Implementation and evaluation of a large-scale postpartum family planning program in Rwanda: Study protocol for a clinic-randomized controlled trial

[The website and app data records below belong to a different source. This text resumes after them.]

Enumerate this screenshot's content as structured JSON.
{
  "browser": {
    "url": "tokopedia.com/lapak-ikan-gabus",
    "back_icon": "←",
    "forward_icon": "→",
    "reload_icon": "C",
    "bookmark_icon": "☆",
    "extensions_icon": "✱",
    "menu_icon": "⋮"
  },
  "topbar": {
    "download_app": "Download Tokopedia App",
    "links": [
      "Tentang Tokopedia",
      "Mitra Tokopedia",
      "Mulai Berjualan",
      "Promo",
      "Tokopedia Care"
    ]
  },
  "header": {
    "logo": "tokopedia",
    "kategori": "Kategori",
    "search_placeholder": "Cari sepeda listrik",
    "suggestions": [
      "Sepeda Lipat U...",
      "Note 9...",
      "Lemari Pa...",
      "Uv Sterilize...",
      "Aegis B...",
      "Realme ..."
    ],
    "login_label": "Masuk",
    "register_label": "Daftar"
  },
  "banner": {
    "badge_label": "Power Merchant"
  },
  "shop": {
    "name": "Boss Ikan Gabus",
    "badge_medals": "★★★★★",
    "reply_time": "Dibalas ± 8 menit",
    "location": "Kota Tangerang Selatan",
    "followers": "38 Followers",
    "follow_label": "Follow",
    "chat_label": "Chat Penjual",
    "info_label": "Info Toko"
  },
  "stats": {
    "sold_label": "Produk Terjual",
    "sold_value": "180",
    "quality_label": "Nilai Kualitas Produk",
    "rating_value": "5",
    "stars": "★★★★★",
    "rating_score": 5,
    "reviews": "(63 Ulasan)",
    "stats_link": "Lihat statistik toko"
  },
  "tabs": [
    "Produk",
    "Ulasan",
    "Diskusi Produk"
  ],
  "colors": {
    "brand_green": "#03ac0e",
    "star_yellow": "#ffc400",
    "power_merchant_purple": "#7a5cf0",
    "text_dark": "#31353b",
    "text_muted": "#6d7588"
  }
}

Background: Though the Rwandan Ministry of Health (MOH) prioritizes the scale-up of postpartum family planning (PPFP) programs, uptake and sustainability of PPFP services in Rwanda are low. Furthermore, highly effective long-acting reversible contraceptive method use (LARC), key in effective PPFP programs, is specifically low in Rwanda. We previously pilot tested a supply-demand intervention which significantly increased the use of postpartum LARC (PPLARC) in Rwandan government clinics. In this protocol, we use an implementation science framework to test whether our intervention is adaptable to large-scale implementation, cost-effective, and sustainable. Methods: In a type 2 effectiveness-implementation hybrid study, we will evaluate the impact of our PPFP intervention on postpartum LARC (PPLARC) uptake in a clinic-randomized trial in 12 high-volume health facilities in Kigali, Rwanda. We will evaluate this hybrid study using the RE-AIM framework. The independent effectiveness of each PPFP demand creation strategy on PPLARC uptake among antenatal clinic attendees who later deliver in a study facility will be estimated. To assess sustainability, we will assess the intervention adoption, implementation, and maintenance. Finally, we will evaluate intervention cost-effectiveness and develop a national costed implementation plan. Discussion: Adaptability and sustainability within government facilities are critical aspects of our proposal, and the MOH and other local stakeholders will be engaged from the outset. We expect to deliver PPFP counseling to over 21,000 women/couples during the project period. We hypothesize that the intervention will significantly increase the number of stakeholders engaged, PPFP providers and promoters trained, couples/clients receiving information about PPFP, and PPLARC uptake comparing intervention versus standard of care. We expect PPFP client satisfaction will be high. Finally, we also hypothesize that the intervention will be cost-saving relative to the standard of care. This intervention could dramatically reduce unintended pregnancy and abortion, as well as improve maternal and newborn health. Our PPFP implementation model is designed to be replicable and expandable to other countries in the region which similarly have a high unmet need for PPFP. Trial registration: ClinicalTrials.gov NCT05056545. Registered on 31 March 2022.
Wall, Kristin M., Rosine Ingabire, Amelia Mazzei, Claudine Umuhoza, Rachel Parker, Amanda Tichacek, Azhar Nizam, Jessica M. Sales, Lisa Haddad, Phaedra Corso, Susan Allen, Julien Nyombayire, and Etienne Karita. 2022. "Implementation and evaluation of a large-scale postpartum family planning program in Rwanda: Study protocol for a clinic-randomized controlled trial," Trials 23: 337.